== Data records

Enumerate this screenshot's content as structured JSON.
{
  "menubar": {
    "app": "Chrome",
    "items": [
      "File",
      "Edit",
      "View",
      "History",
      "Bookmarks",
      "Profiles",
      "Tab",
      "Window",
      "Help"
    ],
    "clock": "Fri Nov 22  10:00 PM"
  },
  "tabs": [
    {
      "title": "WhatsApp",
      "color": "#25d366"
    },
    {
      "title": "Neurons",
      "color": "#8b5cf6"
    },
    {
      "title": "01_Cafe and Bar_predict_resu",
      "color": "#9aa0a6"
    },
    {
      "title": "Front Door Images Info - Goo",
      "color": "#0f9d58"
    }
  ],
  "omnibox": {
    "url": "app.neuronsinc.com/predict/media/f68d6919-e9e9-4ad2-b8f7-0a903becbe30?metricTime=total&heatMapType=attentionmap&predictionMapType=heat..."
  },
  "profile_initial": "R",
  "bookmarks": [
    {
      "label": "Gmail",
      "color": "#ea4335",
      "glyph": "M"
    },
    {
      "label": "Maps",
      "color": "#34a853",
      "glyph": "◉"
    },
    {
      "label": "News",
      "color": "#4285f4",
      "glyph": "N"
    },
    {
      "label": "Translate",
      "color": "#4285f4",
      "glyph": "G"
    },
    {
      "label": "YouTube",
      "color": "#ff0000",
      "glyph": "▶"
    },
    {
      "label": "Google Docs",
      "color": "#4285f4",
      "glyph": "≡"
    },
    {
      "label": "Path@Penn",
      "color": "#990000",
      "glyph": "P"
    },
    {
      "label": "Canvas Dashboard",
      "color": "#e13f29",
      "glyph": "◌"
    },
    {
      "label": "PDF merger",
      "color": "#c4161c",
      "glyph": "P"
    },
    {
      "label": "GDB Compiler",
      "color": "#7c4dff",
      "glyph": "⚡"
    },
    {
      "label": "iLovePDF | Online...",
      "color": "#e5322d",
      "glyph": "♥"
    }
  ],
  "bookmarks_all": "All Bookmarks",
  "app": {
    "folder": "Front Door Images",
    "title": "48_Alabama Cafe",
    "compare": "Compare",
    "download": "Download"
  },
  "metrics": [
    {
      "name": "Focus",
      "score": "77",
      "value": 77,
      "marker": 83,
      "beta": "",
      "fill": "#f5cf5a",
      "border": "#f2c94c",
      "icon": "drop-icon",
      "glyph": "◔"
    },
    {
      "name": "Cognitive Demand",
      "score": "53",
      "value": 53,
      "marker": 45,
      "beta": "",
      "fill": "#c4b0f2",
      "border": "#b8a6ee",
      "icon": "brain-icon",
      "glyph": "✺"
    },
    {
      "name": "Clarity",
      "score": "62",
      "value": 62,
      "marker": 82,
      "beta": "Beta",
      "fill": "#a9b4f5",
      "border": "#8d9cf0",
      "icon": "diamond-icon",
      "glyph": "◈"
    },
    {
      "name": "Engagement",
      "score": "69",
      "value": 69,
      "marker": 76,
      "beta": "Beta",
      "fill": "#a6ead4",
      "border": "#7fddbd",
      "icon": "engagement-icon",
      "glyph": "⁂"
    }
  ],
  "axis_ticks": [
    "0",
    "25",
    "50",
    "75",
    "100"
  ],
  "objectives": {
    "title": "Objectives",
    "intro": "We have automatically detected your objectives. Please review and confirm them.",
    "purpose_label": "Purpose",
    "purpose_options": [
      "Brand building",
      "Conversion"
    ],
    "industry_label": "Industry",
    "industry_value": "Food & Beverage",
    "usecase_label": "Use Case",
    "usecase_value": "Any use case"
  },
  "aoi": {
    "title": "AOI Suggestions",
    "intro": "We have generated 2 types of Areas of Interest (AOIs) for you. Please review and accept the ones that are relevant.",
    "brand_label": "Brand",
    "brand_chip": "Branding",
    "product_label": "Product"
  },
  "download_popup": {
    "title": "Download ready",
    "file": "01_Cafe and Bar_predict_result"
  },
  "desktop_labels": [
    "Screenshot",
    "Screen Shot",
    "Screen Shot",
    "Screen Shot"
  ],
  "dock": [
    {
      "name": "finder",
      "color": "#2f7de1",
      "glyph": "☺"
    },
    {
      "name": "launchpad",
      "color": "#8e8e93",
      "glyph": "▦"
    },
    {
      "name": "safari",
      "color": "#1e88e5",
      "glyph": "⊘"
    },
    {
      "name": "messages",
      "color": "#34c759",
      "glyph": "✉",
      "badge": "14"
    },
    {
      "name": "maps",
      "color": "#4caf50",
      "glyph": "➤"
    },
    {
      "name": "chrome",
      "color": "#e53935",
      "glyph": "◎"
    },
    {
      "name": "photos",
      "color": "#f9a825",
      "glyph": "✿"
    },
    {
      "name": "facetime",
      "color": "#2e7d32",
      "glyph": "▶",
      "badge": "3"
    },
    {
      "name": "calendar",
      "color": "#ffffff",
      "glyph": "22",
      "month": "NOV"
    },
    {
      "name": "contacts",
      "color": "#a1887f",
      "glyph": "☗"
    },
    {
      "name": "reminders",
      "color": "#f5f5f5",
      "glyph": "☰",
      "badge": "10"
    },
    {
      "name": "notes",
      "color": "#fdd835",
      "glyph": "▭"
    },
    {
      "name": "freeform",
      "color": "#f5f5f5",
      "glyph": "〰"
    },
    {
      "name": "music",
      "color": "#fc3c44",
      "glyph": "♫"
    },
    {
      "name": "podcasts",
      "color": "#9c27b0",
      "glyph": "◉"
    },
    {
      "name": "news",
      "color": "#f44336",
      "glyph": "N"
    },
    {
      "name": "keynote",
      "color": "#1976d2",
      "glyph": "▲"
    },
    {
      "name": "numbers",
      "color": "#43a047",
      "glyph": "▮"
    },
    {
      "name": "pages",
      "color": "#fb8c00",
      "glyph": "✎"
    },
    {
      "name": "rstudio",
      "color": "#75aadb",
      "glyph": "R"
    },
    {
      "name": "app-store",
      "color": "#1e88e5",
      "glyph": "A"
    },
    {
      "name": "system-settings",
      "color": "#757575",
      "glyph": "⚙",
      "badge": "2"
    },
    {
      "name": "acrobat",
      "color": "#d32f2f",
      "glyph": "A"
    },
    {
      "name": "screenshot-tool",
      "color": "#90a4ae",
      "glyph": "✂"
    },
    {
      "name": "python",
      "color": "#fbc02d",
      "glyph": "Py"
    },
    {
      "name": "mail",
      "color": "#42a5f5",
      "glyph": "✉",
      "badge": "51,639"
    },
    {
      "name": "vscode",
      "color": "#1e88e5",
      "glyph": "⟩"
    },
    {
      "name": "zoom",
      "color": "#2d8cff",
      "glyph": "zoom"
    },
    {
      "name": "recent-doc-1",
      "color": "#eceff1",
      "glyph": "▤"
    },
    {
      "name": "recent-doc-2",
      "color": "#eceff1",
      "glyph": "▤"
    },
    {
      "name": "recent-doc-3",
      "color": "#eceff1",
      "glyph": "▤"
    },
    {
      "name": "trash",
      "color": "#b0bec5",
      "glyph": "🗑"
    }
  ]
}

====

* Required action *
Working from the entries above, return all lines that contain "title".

* Response to the exercise *
      "title": "WhatsApp",
      "title": "Neurons",
      "title": "01_Cafe and Bar_predict_resu",
      "title": "Front Door Images Info - Goo",
    "title": "48_Alabama Cafe",
    "title": "Objectives",
    "title": "AOI Suggestions",
    "title": "Download ready",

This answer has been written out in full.